Woolf writes beautifully, first and foremost. Her work makes the everyday a spiritual experience, and I find that taps into how I think somehow – the way she sees the world as fragmented, broken, up for revision and interpretation. I also find Woolf’s politics interesting, and drew a lot of strength from her words as a teenager. Being queer and young is strange, because adults don’t often talk about gay people to children. Reading about intimacy between her characters helped me touch a history that was hidden from me, made me feel like part of something bigger. If Chloe likes Olivia, that is one thing. If you are given the opportunity find out, it’s quite another.
When did it begin and why?
Around 15. I was a very awkward teenager, as you might be able to tell. My English teacher, Mr Simpson, encouraged my love of reading and brought my attention to Woolf (for which I am very grateful). From there I found Ezra Pound, Mina Loy and H.D. – I was hooked, and now I’m working on a PhD in Modernist studies.
As you note in your introductory letter in the first issue, it’s been over a century since the first novel, The Voyage Out was published. Why do you think Virginia Woolf continues to resonate?
Perhaps people will discourage me from saying this, but I don’t think there has been an English language writer as important to our literary cultural heritage as Shakespeare apart from Woolf. She is an institution. Multiple, difficult, readable, slippery, gifted. She tore at the fabric of writing and put it together in this ridiculously beautiful tapestry. We work and rework her constantly. This is especially interesting, considering her relatively early death. She wrote scored and scores, it’s almost unfathomable. Apart from this weight, her command of words is incredible, she writes in a way people can engage with, it’s aesthetic and meaty, a stellar rendering of some of our hardest feelings, she sets the complex in amber.
Does she speak to wider society, or is her role more for creative people, or those feeling marginalised in someway, such as due to mental health or gender?

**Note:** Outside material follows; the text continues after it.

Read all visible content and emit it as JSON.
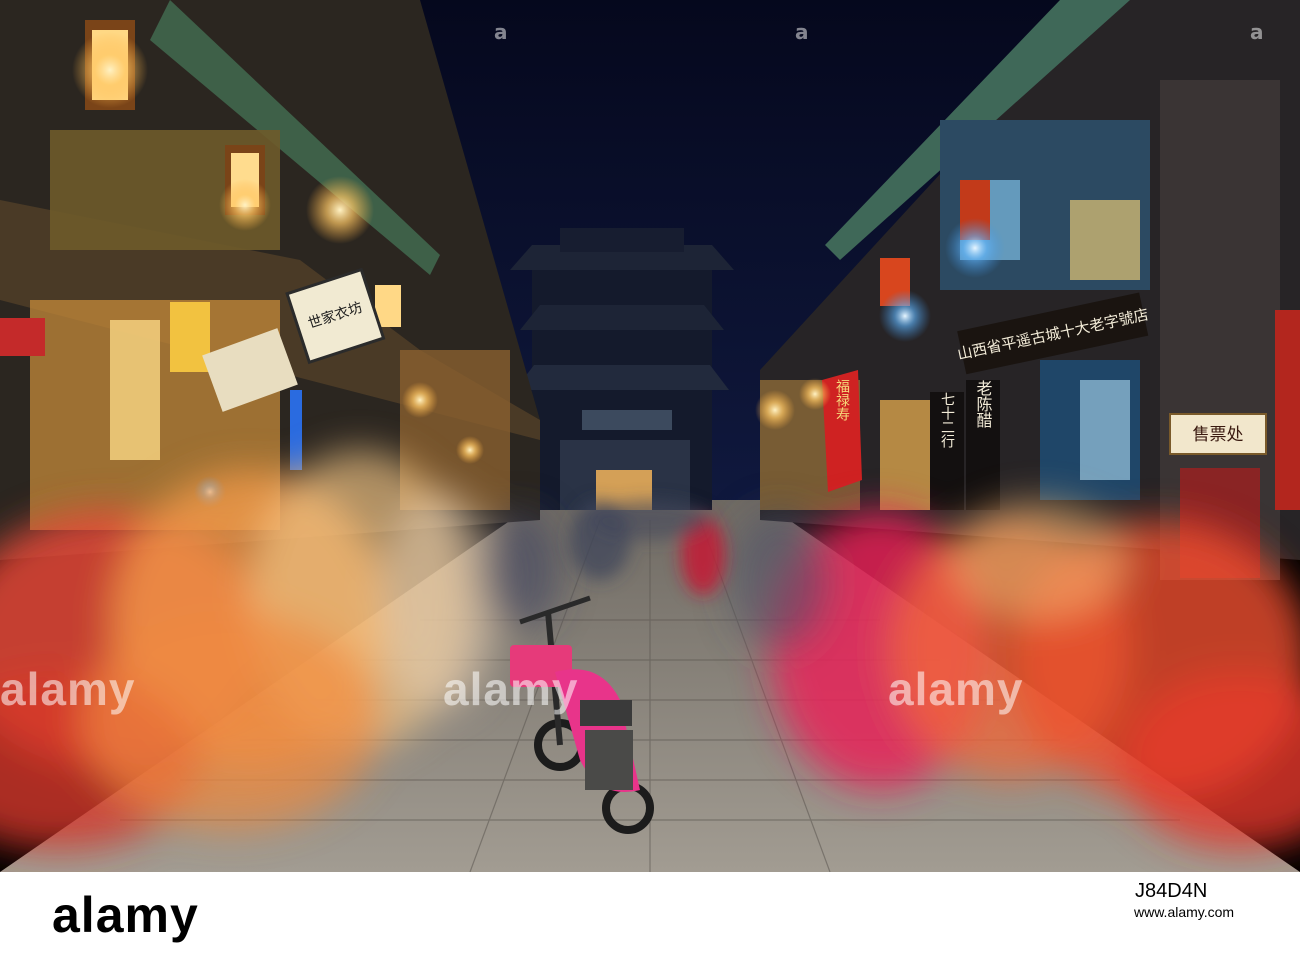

Woolf is there to be read, if you like her. There is no point in making someone an untouchable idol, she has a lot of issues: tensions of classism, antisemitism, and so forth. But there is something compelling about her work, and we must take the golden nuggets of truth where they fall, to lean on a reference. I grew up working class and relished her books, so I don’t think she is posturing in an inaccessible way, only open to academics or creatives.

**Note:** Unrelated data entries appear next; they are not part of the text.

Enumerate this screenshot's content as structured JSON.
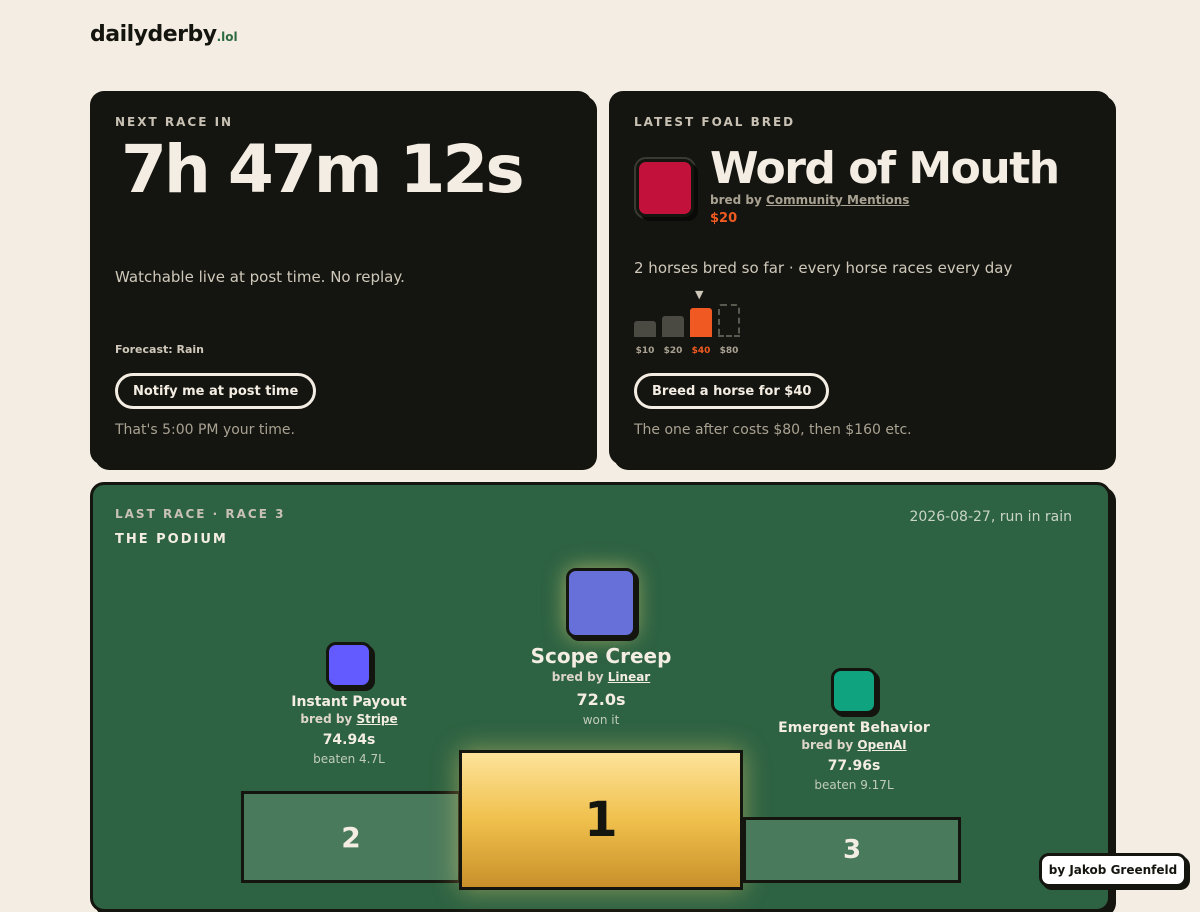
{
  "logo": {
    "name": "dailyderby",
    "tld": ".lol"
  },
  "next_race": {
    "eyebrow": "NEXT RACE IN",
    "countdown": "7h 47m 12s",
    "watch_note": "Watchable live at post time. No replay.",
    "forecast": "Forecast: Rain",
    "notify_button": "Notify me at post time",
    "local_time_note": "That's 5:00 PM your time."
  },
  "latest_foal": {
    "eyebrow": "LATEST FOAL BRED",
    "name": "Word of Mouth",
    "bred_by_prefix": "bred by",
    "breeder": "Community Mentions",
    "price": "$20",
    "swatch_color": "#c2123b",
    "summary": "2 horses bred so far · every horse races every day",
    "price_steps": [
      {
        "label": "$10",
        "state": "filled"
      },
      {
        "label": "$20",
        "state": "filled"
      },
      {
        "label": "$40",
        "state": "current"
      },
      {
        "label": "$80",
        "state": "future"
      }
    ],
    "current_marker": "▼",
    "breed_button": "Breed a horse for $40",
    "next_cost_note": "The one after costs $80, then $160 etc."
  },
  "last_race": {
    "eyebrow": "LAST RACE · RACE 3",
    "heading": "THE PODIUM",
    "date_note": "2026-08-27, run in rain",
    "bred_by_prefix": "bred by",
    "first": {
      "name": "Scope Creep",
      "breeder": "Linear",
      "time": "72.0s",
      "note": "won it",
      "place": "1",
      "color": "#6670d8"
    },
    "second": {
      "name": "Instant Payout",
      "breeder": "Stripe",
      "time": "74.94s",
      "note": "beaten 4.7L",
      "place": "2",
      "color": "#635bff"
    },
    "third": {
      "name": "Emergent Behavior",
      "breeder": "OpenAI",
      "time": "77.96s",
      "note": "beaten 9.17L",
      "place": "3",
      "color": "#10a37f"
    }
  },
  "credit": "by Jakob Greenfeld",
  "colors": {
    "background": "#f4ede3",
    "card": "#141510",
    "accent": "#f05a22",
    "podium": "#2d6242",
    "gold": "#f0c04c"
  }
}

Gender-wise, we must remain pithy. There are some amazing truths in Woolf that still ring clear, but society has moved and many of her lessons need to be expanded to include women she herself could marginalise: working class women, black women, Jewish women. If we see her as part of a longer, developing discussion however, she remains vital and useful. Read her with contemporaries such as Sojourner Truth and Nella Larsen, as well as with more modern writers like Judith Butler and bell hooks. Feminism challenges itself to be better all the time, Woolf did that in the early 20th century as she is challenged now.
I usually avoid a discussion of Woolf’s mental health problems too much. I don’t like to romanticise the death of people who are mentally unwell, especially considering the allegations of sexual abuse. I do think people can gain strength from her writing though. Reading about Septimus Smith helped me think about my own mental health at a young age, and he is a character I draw on whenever I feel at a loss even now. And, it was inspiring that a woman who struggled and faltered could still produce this amazing work, she pushed through and persevered.
What’s your favourite novel?
Of all time, D.H. Lawrence’s The Rainbow. If you haven’t read it, do. People think it’s mawkish, but I think it’s brilliant. Of Woolf’s, To The Lighthouse. I have the parenthesis from the line about Mrs Ramsay’s passing tattooed on my hip, it’s haunting in some ways, but it really reminds me to focus on what is important, especially little things, which I tend to forget about. Everything passes, so we have to enjoy it while we can.
Read the zine here, and look out for the second issue, Woolf and Others, in February. And ponder your submissions for Issue 3, Woolf and Politics.